chghost sends a host change message to a client when they cloak or decloak, instead of faking a quit and rejoin.
invite-notify sends a specific command to channel members with appropriate permissions when someone is invited to the channel.
server-time allows a client to show the actual time a message was received by a server, useful when playing back history from an external bouncer. This is available in newer versions of ZNC (1.2+).
userhost-in-names provides full userhost details for members when joining a channel. This makes it easier to apply bans or ignores by clicking on a user’s nick name, without having to /whois them first.
znc.in/self-message is a CAP used by ZNC that makes sure all connected sessions receive a copy of any private messages sent by any other session.
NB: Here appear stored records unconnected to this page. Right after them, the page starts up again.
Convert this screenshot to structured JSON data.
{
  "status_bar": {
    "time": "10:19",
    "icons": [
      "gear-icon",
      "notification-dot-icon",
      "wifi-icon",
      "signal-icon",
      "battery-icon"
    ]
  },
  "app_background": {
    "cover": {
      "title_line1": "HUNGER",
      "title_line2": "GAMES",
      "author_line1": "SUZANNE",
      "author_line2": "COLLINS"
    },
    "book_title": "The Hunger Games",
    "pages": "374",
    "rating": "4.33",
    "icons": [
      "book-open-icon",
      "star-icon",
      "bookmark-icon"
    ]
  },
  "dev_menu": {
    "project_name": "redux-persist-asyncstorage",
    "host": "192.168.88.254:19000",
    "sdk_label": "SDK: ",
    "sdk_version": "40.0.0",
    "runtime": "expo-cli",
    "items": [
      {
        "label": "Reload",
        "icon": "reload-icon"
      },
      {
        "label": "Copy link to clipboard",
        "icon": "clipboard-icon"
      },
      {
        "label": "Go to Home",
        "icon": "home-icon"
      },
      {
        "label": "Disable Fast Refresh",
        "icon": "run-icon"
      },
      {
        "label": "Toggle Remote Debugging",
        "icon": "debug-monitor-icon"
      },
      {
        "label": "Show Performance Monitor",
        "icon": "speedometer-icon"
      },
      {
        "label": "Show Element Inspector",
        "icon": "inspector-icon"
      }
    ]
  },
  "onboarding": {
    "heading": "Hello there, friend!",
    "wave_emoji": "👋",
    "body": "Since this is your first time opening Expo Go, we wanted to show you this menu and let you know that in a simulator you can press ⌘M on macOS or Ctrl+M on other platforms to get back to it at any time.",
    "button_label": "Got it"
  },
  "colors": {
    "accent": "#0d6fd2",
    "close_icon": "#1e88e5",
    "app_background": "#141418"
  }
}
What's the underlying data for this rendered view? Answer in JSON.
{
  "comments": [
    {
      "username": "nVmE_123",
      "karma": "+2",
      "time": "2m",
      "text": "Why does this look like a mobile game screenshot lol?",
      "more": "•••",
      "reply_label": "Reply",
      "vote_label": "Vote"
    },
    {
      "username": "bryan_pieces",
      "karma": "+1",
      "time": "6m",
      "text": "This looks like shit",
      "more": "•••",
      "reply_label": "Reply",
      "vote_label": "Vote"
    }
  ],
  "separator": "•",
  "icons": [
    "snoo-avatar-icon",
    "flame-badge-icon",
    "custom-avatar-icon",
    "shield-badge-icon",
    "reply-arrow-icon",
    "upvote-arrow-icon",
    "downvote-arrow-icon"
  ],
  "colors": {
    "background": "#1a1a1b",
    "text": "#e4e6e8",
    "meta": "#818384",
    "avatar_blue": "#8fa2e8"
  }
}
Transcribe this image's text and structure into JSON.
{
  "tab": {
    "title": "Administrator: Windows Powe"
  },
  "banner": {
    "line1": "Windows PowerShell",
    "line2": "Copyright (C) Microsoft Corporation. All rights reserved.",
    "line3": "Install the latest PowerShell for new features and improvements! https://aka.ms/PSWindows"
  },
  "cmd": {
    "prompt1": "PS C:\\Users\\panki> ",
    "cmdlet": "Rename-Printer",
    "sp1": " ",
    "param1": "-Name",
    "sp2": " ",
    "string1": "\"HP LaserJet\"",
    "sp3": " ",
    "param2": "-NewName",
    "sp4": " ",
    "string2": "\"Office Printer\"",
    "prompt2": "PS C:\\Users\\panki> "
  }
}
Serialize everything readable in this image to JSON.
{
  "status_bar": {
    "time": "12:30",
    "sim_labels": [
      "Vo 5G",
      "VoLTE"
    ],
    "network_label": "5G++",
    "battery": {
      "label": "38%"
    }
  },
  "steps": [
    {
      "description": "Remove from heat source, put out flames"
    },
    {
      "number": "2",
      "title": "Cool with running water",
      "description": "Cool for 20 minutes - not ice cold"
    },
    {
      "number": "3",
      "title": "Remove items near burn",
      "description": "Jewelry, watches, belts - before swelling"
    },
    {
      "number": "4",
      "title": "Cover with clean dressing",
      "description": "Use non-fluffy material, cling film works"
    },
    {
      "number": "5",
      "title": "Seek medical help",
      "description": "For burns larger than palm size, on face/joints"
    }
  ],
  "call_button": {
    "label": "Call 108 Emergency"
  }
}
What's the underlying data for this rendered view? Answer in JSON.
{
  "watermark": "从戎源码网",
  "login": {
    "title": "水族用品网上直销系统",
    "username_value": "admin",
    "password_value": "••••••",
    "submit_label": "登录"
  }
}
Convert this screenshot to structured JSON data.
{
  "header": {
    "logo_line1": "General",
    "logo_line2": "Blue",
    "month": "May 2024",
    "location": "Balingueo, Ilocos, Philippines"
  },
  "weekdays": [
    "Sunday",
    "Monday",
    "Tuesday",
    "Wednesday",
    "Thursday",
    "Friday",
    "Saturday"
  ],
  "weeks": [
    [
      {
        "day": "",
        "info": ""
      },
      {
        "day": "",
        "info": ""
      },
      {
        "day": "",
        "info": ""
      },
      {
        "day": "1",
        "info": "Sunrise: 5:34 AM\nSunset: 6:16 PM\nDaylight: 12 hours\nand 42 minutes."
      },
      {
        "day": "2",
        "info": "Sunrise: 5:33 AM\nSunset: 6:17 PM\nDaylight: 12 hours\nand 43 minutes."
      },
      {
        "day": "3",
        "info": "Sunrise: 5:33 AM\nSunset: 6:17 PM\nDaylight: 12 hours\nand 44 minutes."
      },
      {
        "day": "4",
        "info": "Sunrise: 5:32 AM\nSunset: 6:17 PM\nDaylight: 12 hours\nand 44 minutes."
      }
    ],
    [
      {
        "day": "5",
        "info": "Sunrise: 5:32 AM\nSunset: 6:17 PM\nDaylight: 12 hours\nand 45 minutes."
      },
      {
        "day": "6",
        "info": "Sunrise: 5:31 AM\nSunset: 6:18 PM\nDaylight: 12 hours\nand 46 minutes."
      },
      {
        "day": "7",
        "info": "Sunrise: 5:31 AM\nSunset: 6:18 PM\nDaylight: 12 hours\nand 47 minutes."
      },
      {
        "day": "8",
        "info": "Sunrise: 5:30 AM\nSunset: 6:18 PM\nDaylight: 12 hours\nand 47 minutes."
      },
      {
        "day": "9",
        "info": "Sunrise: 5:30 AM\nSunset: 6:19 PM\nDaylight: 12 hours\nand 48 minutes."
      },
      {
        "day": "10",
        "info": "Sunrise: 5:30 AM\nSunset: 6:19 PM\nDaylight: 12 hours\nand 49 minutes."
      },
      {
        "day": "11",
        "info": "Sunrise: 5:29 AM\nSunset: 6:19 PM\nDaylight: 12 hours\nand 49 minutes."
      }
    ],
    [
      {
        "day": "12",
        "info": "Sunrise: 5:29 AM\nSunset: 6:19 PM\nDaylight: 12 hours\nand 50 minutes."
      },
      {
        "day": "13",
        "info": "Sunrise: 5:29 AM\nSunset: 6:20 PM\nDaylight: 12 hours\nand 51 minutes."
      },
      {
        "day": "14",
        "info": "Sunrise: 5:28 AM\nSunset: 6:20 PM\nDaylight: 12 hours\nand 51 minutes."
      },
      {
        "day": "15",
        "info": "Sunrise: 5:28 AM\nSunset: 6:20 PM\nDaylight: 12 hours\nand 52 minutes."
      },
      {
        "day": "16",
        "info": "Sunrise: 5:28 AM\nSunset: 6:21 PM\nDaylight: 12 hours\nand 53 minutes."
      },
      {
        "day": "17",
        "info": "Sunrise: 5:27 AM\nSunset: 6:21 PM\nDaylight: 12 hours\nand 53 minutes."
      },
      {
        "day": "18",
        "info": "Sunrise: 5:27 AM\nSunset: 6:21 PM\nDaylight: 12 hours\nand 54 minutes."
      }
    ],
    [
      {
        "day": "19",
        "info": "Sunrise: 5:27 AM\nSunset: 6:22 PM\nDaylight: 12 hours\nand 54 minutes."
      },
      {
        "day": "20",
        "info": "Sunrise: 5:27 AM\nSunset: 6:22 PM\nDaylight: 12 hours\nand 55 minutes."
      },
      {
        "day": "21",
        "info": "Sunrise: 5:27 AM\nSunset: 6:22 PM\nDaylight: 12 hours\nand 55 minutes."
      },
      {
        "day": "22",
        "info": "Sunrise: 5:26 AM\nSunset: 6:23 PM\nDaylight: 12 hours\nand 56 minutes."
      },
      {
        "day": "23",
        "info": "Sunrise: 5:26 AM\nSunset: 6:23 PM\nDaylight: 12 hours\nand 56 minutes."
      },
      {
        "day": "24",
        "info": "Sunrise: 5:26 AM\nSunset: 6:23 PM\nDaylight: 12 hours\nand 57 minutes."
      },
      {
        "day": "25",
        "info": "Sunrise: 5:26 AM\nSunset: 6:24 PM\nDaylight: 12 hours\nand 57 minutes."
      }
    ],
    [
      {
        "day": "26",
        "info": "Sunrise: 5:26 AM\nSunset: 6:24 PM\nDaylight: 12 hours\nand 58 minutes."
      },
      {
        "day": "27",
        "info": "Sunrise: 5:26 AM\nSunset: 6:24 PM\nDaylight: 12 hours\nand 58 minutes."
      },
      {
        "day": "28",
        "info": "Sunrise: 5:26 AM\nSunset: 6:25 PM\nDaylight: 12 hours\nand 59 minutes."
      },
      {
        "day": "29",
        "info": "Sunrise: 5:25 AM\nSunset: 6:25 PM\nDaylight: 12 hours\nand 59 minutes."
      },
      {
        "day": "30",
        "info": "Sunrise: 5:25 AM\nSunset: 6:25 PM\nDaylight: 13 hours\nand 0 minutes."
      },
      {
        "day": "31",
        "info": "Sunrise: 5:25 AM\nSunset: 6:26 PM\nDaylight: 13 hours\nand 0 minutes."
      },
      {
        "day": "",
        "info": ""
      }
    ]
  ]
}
Not all of these enhancements are supported by all IRC networks yet. For instance, many of you connecting to Freenode won’t immediately be able to take advantage of
away-notify from 3.1 or any of the 3.2 CAPs. But support for these will improve in time.
Take a look at the server compatibility tables, for an idea of how well these features are supported by various IRCd software.
In future, we’re planning to use IRCv3 to enable more enhancements on our team servers, things like user avatars, rich bot payloads and more, and hopefully these will make their way out to the larger public networks to improve the IRC experience for everyone.
Send us an email on email@example.com or join us in #feedback if you’d like to discuss any of these features in more detail.
From today you can pay for 12 months of IRCCloud up front — and we’ll give you 2 of those for free when you do.
That’s $50, £35, or €40, depending on where you are in the world.
Just head over to the upgrade page, cancel any existing monthly subscription you have, and choose the Restore with a new payment method option. If you still have time left on your subscription, your restored subscription will be extended accordingly.
You can either choose to pay on a recurring or one-off basis for annual payments, while monthly payments will remain recurring only for now.
Annual billing gives you all the same benefits as monthly: stay permanently connected to IRC, connect to as many networks as you need, and access private passworded networks. Say goodbye to wrestling with the finance department over invoices every month.
Thanks for your support!
Today we’re launching a design update for the web app. And with it some highly requested features. These updates will make it to our mobile apps in due course.
We’ve retired the header, and links that used to live there and in the sidebar have been reorganised into an account menu in the bottom right.
7 new official dark themes
The settings screen has had an overhaul, most notably to accomodate a range of new colour schemes, a monospace font option, and a switch to move the sidebar to the left.
Next, options that used to be per-channel, like image embedding, can now be set globally.
And for those of you with too many channels to keep on top of, you can now choose to mark channels as read automatically.
We’ve also added more nickname colours, so clashes should be less common—but they can never be fully avoided. A side effect is that colour assignments will have changed.
There are lots of other little changes, let us know your favourites in our #feedback channel or on Twitter.
Oh and ask us on IRC if you’d like to be included in early beta access to these changes on mobile.